The names of his beers play with terms or stories from traditional Chinese culture, such as “Iron Buddha,” the “Little General” or “Imperial Pumpkin,” as well as incorporate hints of spices, exotic fruits and local tea.

The rising Chinese middle class, its purchasing power, and its attraction to Western trends of consumption, seen as modern, are some of the factors that explain the rise of such beverages.

Chinese business people or exchange students have already experienced some of these trends, for example, in the United States, birthplace of the microbreweries or craft beer.

According to the UK’s Department for Environment, Food and Rural Affairs, China is the biggest global consumer of beer, with more than 54,000 million liters put back per year, followed by the U.S. with 24,000 liters, and Brazil with 14,000.

Even so, if one looks at per-capita consumption, the level is not very high, since Asian countries such as Japan, South Korea and Vietnam take more interest in these bitter drinks.

This factor makes the beer market in China “less mature,” Chandler Jurinka told EFE.

Jurinka is the creator of the Slow Boat brand – one of the most famous in China – giving the business a “competitive advantage” of being able to aspire to higher sales, something that would be difficult in countries where beer consumption is already steady.

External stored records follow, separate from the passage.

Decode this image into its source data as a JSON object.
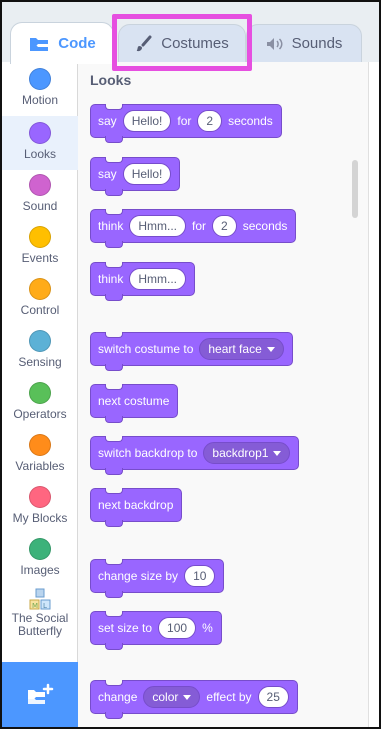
{
  "tabs": {
    "code": "Code",
    "costumes": "Costumes",
    "sounds": "Sounds"
  },
  "categories": [
    {
      "label": "Motion",
      "color": "#4c97ff"
    },
    {
      "label": "Looks",
      "color": "#9966ff",
      "selected": true
    },
    {
      "label": "Sound",
      "color": "#cf63cf"
    },
    {
      "label": "Events",
      "color": "#ffbf00"
    },
    {
      "label": "Control",
      "color": "#ffab19"
    },
    {
      "label": "Sensing",
      "color": "#5cb1d6"
    },
    {
      "label": "Operators",
      "color": "#59c059"
    },
    {
      "label": "Variables",
      "color": "#ff8c1a"
    },
    {
      "label": "My Blocks",
      "color": "#ff6680"
    },
    {
      "label": "Images",
      "color": "#3db27a"
    },
    {
      "label": "The Social Butterfly",
      "color": "#c0d8f0"
    }
  ],
  "palette": {
    "title": "Looks",
    "blocks": {
      "b1": {
        "w1": "say",
        "arg1": "Hello!",
        "w2": "for",
        "arg2": "2",
        "w3": "seconds"
      },
      "b2": {
        "w1": "say",
        "arg1": "Hello!"
      },
      "b3": {
        "w1": "think",
        "arg1": "Hmm...",
        "w2": "for",
        "arg2": "2",
        "w3": "seconds"
      },
      "b4": {
        "w1": "think",
        "arg1": "Hmm..."
      },
      "b5": {
        "w1": "switch costume to",
        "menu": "heart face"
      },
      "b6": {
        "w1": "next costume"
      },
      "b7": {
        "w1": "switch backdrop to",
        "menu": "backdrop1"
      },
      "b8": {
        "w1": "next backdrop"
      },
      "b9": {
        "w1": "change size by",
        "arg1": "10"
      },
      "b10": {
        "w1": "set size to",
        "arg1": "100",
        "w2": "%"
      },
      "b11": {
        "w1": "change",
        "menu": "color",
        "w2": "effect by",
        "arg1": "25"
      }
    }
  },
  "colors": {
    "looks": "#9966ff",
    "highlight": "#e64fe0",
    "code_tab": "#4c97ff"
  }
}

“Our best selling beer is the Monkey Fest. It is strong, bitter and with hints of mango and passionfruit,” said Jurinka, who, like the most entrepreneurs venturing into this business in China is a foreigner, and reveals with pride that his new project is to create a lychee-flavored beer.

Preparing craft beers “with Chinese characteristics” is typical in this business – which has spread to major cities, including Shanghai – but there are also brewmasters that deviate from this trend.

Thomas Gaestadius and Will Yorke, a Swede and an Englishman, after working as “house” music DJs in Beijing clubs, and craft sausage-makers, began brewing their own beer by watching videos over the internet and using cooking pots.

“We don’t want to do things just to make ourselves clever,” they told EFE, and criticized the “temptation” of using Chinese flavors or ingredients in every beer of its brand Arrow Factory.

For now, most of their customers are foreigners – “the Chinese come later,” they said, ensuring that they will not change their style to offer “Chinese packaging” to the products or add an exotic ingredient to every beer: “anyone could put grapefruit in a carbonara sauce,” they said laughing.

They are not afraid of being labeled as “simple” or “less Chinese,” and compare brewing beer with making electronic music: “If you do something good, people will come.”